Back in Rome, Gaius Rabirius Postumus was an unhappy camper. He had escaped Alexandria with his life, but he still lost a huge chunk of his fortune. Being an irascible fellow, he started complaining in the senate house. He used what authority he had as a senator and friend of Pompey to whip up support for his selfish cause. After all, how could they allow this Greek-Egyptian sometimes-king to cheat a distinguished senator of Rome?
This was not a smart move.
Pompey’s enemies got wind of Rabirius’ whining and put it all together. Clearly, the Pompey faction was playing fast and loose with senatorial power. But the populares in the senate had to move carefully. The restoration of Ptolemy XII may have been unsanctioned but it was also successful and popular. The senate would be hard pressed to condemn Pompey for winning yet another brilliant campaign, even if it was illegal. The people of Rome wouldn’t have it.
But a Roman senator bilking a province? That was a crime, albeit selectively enforced. They decided to enforce it.

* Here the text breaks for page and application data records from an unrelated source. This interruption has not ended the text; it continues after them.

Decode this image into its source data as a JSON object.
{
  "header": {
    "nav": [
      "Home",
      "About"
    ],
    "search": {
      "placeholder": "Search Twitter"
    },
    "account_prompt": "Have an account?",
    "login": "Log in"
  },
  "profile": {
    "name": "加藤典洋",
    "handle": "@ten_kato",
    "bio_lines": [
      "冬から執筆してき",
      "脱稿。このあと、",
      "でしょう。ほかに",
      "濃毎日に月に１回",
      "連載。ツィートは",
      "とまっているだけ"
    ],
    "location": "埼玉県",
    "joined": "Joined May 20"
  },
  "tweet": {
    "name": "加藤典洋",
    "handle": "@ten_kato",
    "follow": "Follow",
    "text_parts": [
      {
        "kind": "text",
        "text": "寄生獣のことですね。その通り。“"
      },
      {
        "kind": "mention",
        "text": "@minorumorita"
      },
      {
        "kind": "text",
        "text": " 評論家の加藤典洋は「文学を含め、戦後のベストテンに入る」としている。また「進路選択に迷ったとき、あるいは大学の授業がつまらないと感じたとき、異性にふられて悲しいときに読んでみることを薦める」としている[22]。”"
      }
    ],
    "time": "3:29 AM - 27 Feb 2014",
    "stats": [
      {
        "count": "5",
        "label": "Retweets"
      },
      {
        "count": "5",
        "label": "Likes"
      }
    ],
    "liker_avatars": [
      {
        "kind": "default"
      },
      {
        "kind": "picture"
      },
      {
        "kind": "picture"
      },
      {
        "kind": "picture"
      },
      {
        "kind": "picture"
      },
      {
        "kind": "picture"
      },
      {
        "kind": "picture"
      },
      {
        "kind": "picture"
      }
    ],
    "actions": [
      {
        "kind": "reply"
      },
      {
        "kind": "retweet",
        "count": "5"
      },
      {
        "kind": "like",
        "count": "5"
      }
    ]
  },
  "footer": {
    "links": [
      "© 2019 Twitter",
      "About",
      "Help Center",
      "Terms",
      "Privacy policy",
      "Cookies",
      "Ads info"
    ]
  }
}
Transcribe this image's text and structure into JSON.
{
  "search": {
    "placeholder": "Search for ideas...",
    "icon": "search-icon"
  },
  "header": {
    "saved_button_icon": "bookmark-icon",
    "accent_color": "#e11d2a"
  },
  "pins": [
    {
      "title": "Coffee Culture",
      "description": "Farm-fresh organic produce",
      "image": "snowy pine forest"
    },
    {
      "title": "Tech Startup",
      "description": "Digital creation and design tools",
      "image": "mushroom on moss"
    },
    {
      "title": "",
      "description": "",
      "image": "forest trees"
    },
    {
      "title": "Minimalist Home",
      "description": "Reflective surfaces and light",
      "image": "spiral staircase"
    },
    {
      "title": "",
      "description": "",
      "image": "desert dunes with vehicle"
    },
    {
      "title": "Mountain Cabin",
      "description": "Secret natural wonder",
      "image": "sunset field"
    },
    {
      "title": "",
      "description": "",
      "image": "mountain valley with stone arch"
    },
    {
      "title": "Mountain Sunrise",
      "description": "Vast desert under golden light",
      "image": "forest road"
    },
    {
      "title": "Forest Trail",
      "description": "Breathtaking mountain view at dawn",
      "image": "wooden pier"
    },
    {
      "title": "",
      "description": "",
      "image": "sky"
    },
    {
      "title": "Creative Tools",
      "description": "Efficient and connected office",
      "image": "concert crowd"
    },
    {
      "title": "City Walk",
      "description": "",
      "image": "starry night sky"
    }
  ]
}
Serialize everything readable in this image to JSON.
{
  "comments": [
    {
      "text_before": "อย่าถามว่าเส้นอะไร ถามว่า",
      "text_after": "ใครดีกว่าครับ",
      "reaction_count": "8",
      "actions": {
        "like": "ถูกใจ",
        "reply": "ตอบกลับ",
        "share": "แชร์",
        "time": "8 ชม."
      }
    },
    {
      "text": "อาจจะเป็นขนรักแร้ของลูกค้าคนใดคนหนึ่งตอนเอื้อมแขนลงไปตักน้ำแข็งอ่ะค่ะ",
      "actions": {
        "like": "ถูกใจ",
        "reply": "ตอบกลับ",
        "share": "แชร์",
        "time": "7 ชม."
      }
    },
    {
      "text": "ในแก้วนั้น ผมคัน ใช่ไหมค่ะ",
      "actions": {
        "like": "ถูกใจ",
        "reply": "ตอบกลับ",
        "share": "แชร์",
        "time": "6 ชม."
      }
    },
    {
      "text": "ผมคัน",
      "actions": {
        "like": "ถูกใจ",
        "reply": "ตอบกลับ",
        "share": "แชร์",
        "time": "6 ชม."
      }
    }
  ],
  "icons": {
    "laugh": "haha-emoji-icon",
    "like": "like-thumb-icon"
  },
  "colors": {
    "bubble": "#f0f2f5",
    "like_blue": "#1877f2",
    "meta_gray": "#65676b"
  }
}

Gaius Rabirius Postumus was duly accused of De Repetundis, also known as extortion. Roman governors often engaged in extortion (if not wholesale theft) when they ruled a province. But if the governor’s greed led to instability, they were sometimes accused of De Repetundis. The penalty was usually a massive fine, and sometimes exile. Like his adoptive father before him, Gaius Rabirius Postumus was in a world of shit.
Rather than gaining sympathy from the Roman senate, Rabirius now faced a serious charge. And there was only one man who could get him out of it: Marcus Tullius Cicero. Like his father before him, Rabirius needed the sharp mind of Rome’s greatest lawyer to get his dumb ass out of the soup.
However, Rabirius had a hurdle: money. He had escaped Alexandria without a penny of his ill-gotten tax-skimming gains. So he leaned on his wife, Rabiria Demaris. Her family was rich as hell. Surely they could help? And they did. Cicero got his retainer and took the job. His defense of Rabirius was strikingly similar to his defense of the elder Rabirius and it also survives to this day as “Pro Rabirio Postumo”. In it, he re-frames Rabirius as a hapless, rash fellow who was merely doing his best to secure his assets as any man would. There’s plenty of “who among us?” interrogatories and obfuscations. It was another piece of Ciceronian legal theater and it worked like a charm.
It is not known if Gaius Rabirius Postumus ever got his fortune restored, but he did get acquitted, and he did build a lovely memorial for himself, his wife, and his newly adopted Egyptian goddess on the Via Appia Antica. It’s hard to prove, but I suspect part of Rabirius’ penance was to accept Isis as the family god. He surely had no love for Egypt, so it seems likely the adoption of Isis was forced upon him.
Regardless, the memorial still stands on the Via Appia Antica for all to see. Tourists take snapshots, but few have ever heard of him and even fewer know his story. Gaius Rabirius Postumus may have been a footnote in Roman history, but around him swirled the timeless stories of mighty ancients like Pompey, Cicero, Julius Caesar, Marc Antony, Ptolemy, and Cleopatra. He was a player in the game at a moment in history when a thriving republic became an unapologetic empire.
Next time you are in Rome, rent a bike and head down the Via Appia Antica. Just past the Via Degli Eugenii is a monument to the Rabirii. Stop and take a look. There is the face of a man who, though a fool and a scoundrel, was a moving cog in the machine that built western civilization.